WORK ITEM: At the line containing "What data populates", begin retyping, and continue word for word until the records below run out.

-------- DATA

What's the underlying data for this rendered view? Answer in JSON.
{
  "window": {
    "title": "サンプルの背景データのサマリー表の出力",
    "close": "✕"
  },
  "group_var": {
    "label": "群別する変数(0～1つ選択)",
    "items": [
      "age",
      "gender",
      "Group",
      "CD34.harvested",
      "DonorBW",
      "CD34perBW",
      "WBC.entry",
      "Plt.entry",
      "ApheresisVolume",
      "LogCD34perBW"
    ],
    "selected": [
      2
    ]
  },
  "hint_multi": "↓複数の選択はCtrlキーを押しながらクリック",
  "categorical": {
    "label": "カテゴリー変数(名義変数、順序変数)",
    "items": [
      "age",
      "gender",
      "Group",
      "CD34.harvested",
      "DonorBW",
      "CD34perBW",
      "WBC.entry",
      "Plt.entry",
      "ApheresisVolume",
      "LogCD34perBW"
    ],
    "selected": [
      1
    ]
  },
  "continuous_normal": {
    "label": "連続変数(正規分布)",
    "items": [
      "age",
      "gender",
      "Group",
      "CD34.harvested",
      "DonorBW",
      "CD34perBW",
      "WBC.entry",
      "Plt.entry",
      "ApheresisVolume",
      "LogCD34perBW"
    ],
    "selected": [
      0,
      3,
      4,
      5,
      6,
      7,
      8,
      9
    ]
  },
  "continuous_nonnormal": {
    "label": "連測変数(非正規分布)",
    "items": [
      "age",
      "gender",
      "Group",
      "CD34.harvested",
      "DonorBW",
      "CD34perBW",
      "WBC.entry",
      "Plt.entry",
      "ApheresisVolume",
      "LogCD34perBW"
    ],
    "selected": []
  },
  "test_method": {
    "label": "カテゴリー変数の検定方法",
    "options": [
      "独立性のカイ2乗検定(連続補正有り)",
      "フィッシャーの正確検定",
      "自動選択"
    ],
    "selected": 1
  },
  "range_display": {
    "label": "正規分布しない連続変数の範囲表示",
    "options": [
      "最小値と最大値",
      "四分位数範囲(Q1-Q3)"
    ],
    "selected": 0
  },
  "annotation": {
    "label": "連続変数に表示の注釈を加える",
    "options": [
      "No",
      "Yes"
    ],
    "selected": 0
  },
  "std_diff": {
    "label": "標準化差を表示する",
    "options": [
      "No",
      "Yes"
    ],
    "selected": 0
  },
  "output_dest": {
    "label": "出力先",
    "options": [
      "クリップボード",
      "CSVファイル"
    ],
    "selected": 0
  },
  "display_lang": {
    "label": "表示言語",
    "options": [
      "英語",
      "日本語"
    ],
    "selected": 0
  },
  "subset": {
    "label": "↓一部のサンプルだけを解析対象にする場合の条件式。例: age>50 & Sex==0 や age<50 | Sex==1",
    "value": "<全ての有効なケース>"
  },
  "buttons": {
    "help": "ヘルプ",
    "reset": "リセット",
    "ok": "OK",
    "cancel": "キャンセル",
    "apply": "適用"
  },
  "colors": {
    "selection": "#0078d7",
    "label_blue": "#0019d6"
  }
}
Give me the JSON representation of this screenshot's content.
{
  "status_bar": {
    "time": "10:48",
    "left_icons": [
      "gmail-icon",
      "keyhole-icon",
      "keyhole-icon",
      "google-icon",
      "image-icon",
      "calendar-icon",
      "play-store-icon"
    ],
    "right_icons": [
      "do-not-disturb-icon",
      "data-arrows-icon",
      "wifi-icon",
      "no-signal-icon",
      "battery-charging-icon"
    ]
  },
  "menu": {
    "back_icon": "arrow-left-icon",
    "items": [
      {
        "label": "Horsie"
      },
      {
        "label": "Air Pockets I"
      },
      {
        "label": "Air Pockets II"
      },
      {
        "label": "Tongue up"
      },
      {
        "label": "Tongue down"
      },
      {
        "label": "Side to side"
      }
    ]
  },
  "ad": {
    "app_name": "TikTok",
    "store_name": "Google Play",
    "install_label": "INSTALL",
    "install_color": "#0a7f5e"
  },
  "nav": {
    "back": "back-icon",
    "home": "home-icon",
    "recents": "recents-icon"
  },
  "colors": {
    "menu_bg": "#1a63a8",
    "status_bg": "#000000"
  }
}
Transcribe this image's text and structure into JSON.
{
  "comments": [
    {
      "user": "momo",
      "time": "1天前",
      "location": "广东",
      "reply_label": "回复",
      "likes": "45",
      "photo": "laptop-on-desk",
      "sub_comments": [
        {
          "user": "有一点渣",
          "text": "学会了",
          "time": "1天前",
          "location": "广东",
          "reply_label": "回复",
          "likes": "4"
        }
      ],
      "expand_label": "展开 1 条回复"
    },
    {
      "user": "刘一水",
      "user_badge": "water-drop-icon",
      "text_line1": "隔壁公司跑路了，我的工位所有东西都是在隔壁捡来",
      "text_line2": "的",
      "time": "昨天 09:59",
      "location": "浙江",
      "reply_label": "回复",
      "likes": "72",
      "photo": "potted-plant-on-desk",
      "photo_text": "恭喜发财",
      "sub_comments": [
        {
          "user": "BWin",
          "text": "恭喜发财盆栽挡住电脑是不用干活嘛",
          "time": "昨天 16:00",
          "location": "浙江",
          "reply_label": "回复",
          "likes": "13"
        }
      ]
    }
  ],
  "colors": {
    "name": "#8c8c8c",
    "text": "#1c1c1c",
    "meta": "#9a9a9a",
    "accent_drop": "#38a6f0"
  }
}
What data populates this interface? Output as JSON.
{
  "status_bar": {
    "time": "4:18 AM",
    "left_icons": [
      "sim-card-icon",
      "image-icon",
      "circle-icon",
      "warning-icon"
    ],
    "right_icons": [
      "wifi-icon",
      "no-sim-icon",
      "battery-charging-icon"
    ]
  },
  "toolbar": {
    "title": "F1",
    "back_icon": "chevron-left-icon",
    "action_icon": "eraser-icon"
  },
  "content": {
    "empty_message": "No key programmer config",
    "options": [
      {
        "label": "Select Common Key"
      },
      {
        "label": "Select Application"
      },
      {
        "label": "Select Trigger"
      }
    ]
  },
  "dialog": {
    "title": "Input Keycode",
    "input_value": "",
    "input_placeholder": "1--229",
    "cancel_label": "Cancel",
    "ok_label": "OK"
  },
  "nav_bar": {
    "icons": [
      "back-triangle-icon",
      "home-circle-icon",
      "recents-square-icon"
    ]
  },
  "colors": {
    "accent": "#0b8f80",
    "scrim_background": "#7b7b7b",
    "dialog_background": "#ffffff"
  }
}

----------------

RESULT FOR THIS TASK:
What data populates this interface? Output as JSON.
{
  "status_bar": {
    "time": "4:18 AM",
    "left_icons": [
      "sim-card-icon",
      "image-icon",
      "circle-icon",
      "warning-icon"
    ],
    "right_icons": [
      "wifi-icon",
      "no-sim-icon",
      "battery-charging-icon"
    ]
  },
  "toolbar": {
    "title": "F1",
    "back_icon": "chevron-left-icon",
    "action_icon": "eraser-icon"
  },
  "content": {
    "empty_message": "No key programmer config",
    "options": [
      {
        "label": "Select Common Key"
      },
      {
        "label": "Select Application"
      },
      {
        "label": "Select Trigger"
      }
    ]
  },
  "dialog": {
    "title": "Input Keycode",
    "input_value": "",
    "input_placeholder": "1--229",
    "cancel_label": "Cancel",
    "ok_label": "OK"
  },
  "nav_bar": {
    "icons": [
      "back-triangle-icon",
      "home-circle-icon",
      "recents-square-icon"
    ]
  },
  "colors": {
    "accent": "#0b8f80",
    "scrim_background": "#7b7b7b",
    "dialog_background": "#ffffff"
  }
}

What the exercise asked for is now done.